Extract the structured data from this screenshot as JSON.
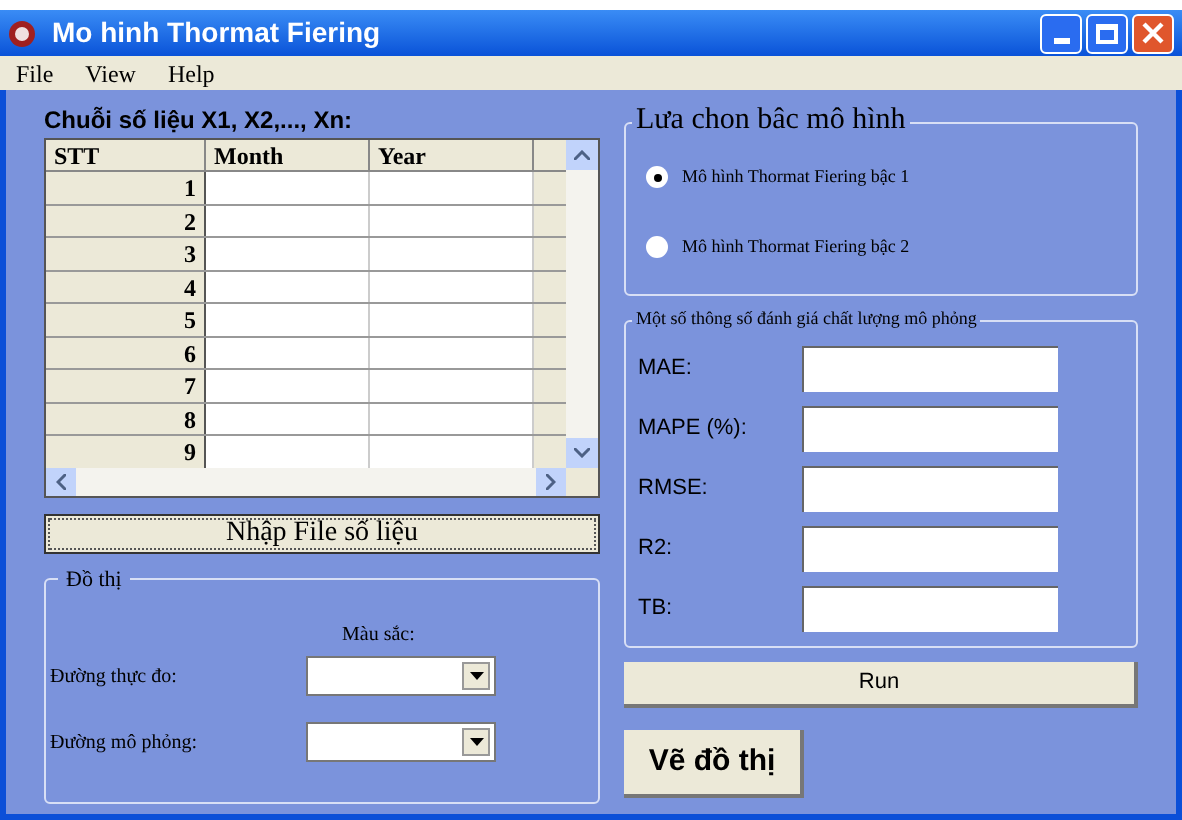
{
  "window": {
    "title": "Mo hinh Thormat Fiering"
  },
  "menu": [
    "File",
    "View",
    "Help"
  ],
  "series_panel": {
    "title": "Chuỗi số liệu X1, X2,..., Xn:",
    "columns": [
      "STT",
      "Month",
      "Year"
    ],
    "rows": [
      "1",
      "2",
      "3",
      "4",
      "5",
      "6",
      "7",
      "8",
      "9"
    ]
  },
  "import_button": "Nhập File số liệu",
  "chart_group": {
    "title": "Đồ thị",
    "color_label": "Màu sắc:",
    "lines": [
      {
        "label": "Đường thực đo:"
      },
      {
        "label": "Đường mô phỏng:"
      }
    ]
  },
  "model_group": {
    "title": "Lưa chon bâc mô hình",
    "options": [
      {
        "label": "Mô hình Thormat Fiering bậc 1",
        "selected": true
      },
      {
        "label": "Mô hình Thormat Fiering bậc 2",
        "selected": false
      }
    ]
  },
  "metrics_group": {
    "title": "Một số thông số đánh giá chất lượng mô phỏng",
    "fields": [
      "MAE:",
      "MAPE (%):",
      "RMSE:",
      "R2:",
      "TB:"
    ]
  },
  "run_button": "Run",
  "plot_button": "Vẽ đồ thị"
}
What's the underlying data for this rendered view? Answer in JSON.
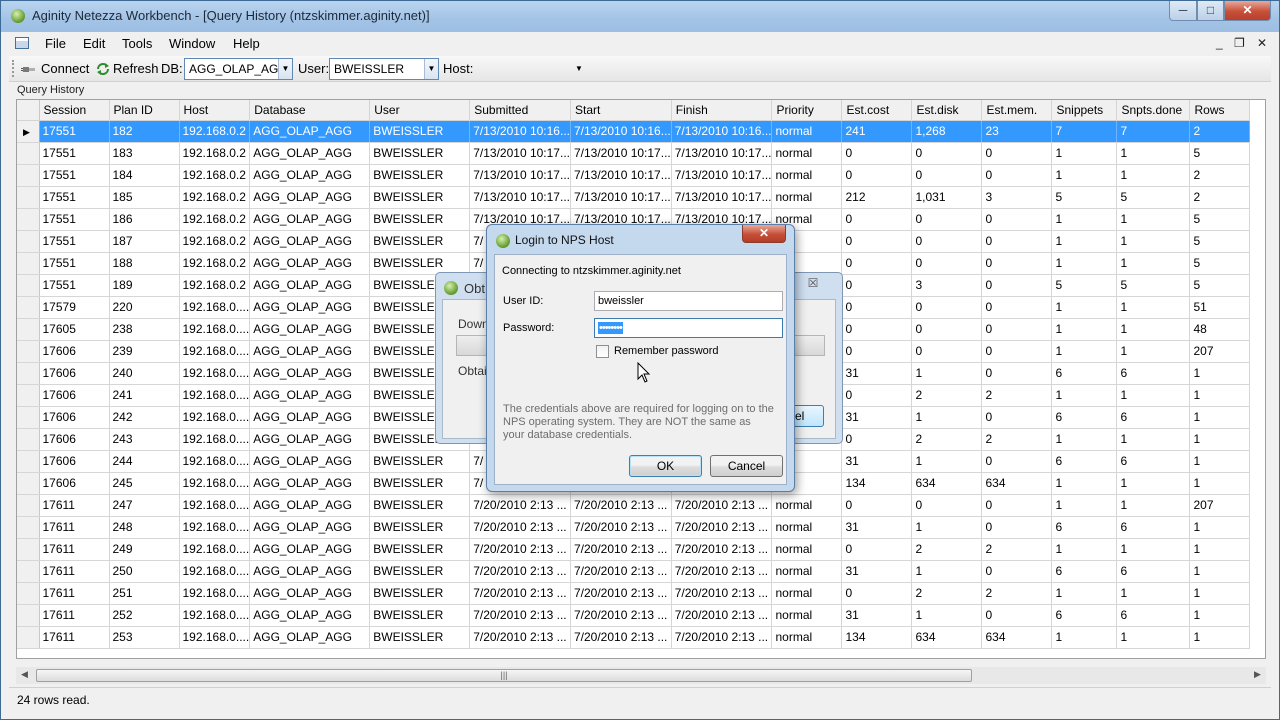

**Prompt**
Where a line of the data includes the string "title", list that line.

**Output**
    "title": "Mo hinh Thormat Fiering"
    "title": "Chuỗi số liệu X1, X2,..., Xn:",
    "title": "Đồ thị",
    "title": "Lưa chon bâc mô hình",
    "title": "Một số thông số đánh giá chất lượng mô phỏng",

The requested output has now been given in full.